20

On a plain reading of amended Sec. 3553(a), a court is required to "consider" the policy statements in Chapter 7 in imposing a sentence for supervised release violation. Defendant argues that in amending Sec. 3553 Congress only could have intended to make the policy statements mandatory. We have just provided two other possible purposes: To make explicit that when the Commission does issue guidelines pertaining to the revocation of supervised release, those guidelines will be as binding as other sentencing guidelines; and to affirm the principle recognized by the Sixth Circuit that a court must consider the Chapter 7 policy statements when sentencing a defendant for violation of the conditions of supervised release.3 Defendant's conclusion about Congressional purpose does not follow from the wording of the amendment or reasoning of the cases. His conclusion also is not mandated by the comments made by Senator Thurmond when he introduced S. 468. Senator Thurmond did not say that the purpose of the bill was to make the policy statements contained in Chapter 7 mandatory, but stated only that the bill "provides that court discretion in resentencing will be guided by pronouncements that the Sentencing Commission has crafted specifically to apply in this area; that is, by any guidelines or policy statements issued by the Commission expressly to regulate probation revocation." 139 Cong. Rec. S2150 (daily ed. February 25, 1993).
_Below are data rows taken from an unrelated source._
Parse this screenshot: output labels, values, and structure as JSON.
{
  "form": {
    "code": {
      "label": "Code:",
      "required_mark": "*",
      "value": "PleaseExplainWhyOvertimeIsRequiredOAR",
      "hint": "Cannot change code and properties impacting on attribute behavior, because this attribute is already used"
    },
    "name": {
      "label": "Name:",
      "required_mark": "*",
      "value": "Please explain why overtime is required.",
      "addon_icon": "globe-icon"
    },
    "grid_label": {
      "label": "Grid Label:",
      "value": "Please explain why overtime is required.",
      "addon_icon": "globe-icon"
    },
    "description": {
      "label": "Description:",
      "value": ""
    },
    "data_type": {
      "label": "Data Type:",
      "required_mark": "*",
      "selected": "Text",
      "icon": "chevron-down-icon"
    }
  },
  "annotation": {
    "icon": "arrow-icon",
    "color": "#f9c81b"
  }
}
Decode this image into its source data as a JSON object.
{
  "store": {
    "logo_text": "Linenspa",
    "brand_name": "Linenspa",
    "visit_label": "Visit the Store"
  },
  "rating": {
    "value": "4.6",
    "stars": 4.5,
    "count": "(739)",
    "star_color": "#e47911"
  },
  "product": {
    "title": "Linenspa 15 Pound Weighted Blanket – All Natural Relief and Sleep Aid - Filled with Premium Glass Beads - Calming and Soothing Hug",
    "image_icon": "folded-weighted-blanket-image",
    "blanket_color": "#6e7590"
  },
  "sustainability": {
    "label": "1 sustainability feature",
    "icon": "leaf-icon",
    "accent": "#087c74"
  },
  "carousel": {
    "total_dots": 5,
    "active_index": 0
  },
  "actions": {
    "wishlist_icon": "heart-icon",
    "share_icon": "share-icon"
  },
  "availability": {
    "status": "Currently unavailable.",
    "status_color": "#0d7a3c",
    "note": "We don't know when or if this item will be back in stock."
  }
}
21

Until the Sentencing Commission changes the policy statements in Chapter 7 to guidelines or Congress unequivocally legislates that the policy statements in Chapter 7 are binding, this Court will not reduce the flexibility of the district courts in sentencing supervised release violators. The district court's sentence is hereby affirmed.

1

Pub.L. No. 103-322, 108 Stat. 1796 (Sept. 13, 1994)

2

The only circuit that held otherwise has now switched its position. See United States v. Hill, 48 F.3d 228 (7th Cir.1995)

3

We also note that the amendment to Sec. 3553 clarifies the meaning of 18 U.S.C. Sec. 3583(e) which provides that "[t]he court may, after considering the factors set forth in section 3553(a)(1), (a)(2)(B), (a)(2)(C), (a)(2)(D), (a)(4), (a)(5), and (a)(6)" terminate, extend or revoke a term of supervised release or modify the conditions. The amendment makes clear that one of the court's considerations in applying Sec. 3583(e) will be the policy statements or guidelines contained in Chapter 7. The amendment also harmonizes Sec. 3553 with the provisions of 28 U.S.C. Sec. 994(a). Section 994 delegates to the Sentencing Commission the authority to promulgate (1) guidelines for use in determining the sentence to be imposed in a criminal case, (2) general policy statements regarding application of the guidelines, and (3) "guidelines or general policy statements regarding the appropriate use of the provisions for revocation of probation set forth in section 3565 of title 18, and the provisions for modification of the term or conditions of supervised release and revocation of supervised release set forth in section 3583(e) of title 18."